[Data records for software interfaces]
■ ■ ■ ■ ■
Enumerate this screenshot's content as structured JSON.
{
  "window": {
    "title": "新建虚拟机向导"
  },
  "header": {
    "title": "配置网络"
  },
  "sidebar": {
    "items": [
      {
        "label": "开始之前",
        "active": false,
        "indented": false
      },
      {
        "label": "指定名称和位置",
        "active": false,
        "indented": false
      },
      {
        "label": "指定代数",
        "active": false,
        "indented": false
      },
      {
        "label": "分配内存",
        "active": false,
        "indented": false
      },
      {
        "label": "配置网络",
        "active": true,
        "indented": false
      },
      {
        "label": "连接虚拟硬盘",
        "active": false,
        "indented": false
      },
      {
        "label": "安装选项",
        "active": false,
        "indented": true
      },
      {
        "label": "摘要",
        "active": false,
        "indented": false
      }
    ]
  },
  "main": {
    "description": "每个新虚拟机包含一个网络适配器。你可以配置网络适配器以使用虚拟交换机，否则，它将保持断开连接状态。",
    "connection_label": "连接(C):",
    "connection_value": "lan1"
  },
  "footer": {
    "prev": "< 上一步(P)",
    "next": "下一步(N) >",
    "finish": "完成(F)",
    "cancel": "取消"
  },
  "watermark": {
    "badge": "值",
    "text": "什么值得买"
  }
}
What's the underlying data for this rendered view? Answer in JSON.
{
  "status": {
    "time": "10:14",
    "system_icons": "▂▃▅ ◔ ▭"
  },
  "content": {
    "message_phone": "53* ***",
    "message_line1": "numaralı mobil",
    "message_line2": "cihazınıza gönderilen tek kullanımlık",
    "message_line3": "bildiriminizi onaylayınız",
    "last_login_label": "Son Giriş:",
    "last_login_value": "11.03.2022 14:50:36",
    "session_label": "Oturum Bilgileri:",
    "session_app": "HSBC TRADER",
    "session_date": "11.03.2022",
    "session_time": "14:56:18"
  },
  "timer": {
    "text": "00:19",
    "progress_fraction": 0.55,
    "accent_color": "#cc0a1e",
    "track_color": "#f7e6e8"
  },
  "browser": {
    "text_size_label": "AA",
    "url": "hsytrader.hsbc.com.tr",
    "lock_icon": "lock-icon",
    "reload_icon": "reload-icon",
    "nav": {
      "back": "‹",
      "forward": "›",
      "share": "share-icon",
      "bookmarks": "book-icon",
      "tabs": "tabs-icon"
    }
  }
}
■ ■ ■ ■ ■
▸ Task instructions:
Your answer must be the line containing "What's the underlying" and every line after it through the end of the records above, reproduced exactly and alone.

▸ The completed task:
What's the underlying data for this rendered view? Answer in JSON.
{
  "status": {
    "time": "10:14",
    "system_icons": "▂▃▅ ◔ ▭"
  },
  "content": {
    "message_phone": "53* ***",
    "message_line1": "numaralı mobil",
    "message_line2": "cihazınıza gönderilen tek kullanımlık",
    "message_line3": "bildiriminizi onaylayınız",
    "last_login_label": "Son Giriş:",
    "last_login_value": "11.03.2022 14:50:36",
    "session_label": "Oturum Bilgileri:",
    "session_app": "HSBC TRADER",
    "session_date": "11.03.2022",
    "session_time": "14:56:18"
  },
  "timer": {
    "text": "00:19",
    "progress_fraction": 0.55,
    "accent_color": "#cc0a1e",
    "track_color": "#f7e6e8"
  },
  "browser": {
    "text_size_label": "AA",
    "url": "hsytrader.hsbc.com.tr",
    "lock_icon": "lock-icon",
    "reload_icon": "reload-icon",
    "nav": {
      "back": "‹",
      "forward": "›",
      "share": "share-icon",
      "bookmarks": "book-icon",
      "tabs": "tabs-icon"
    }
  }
}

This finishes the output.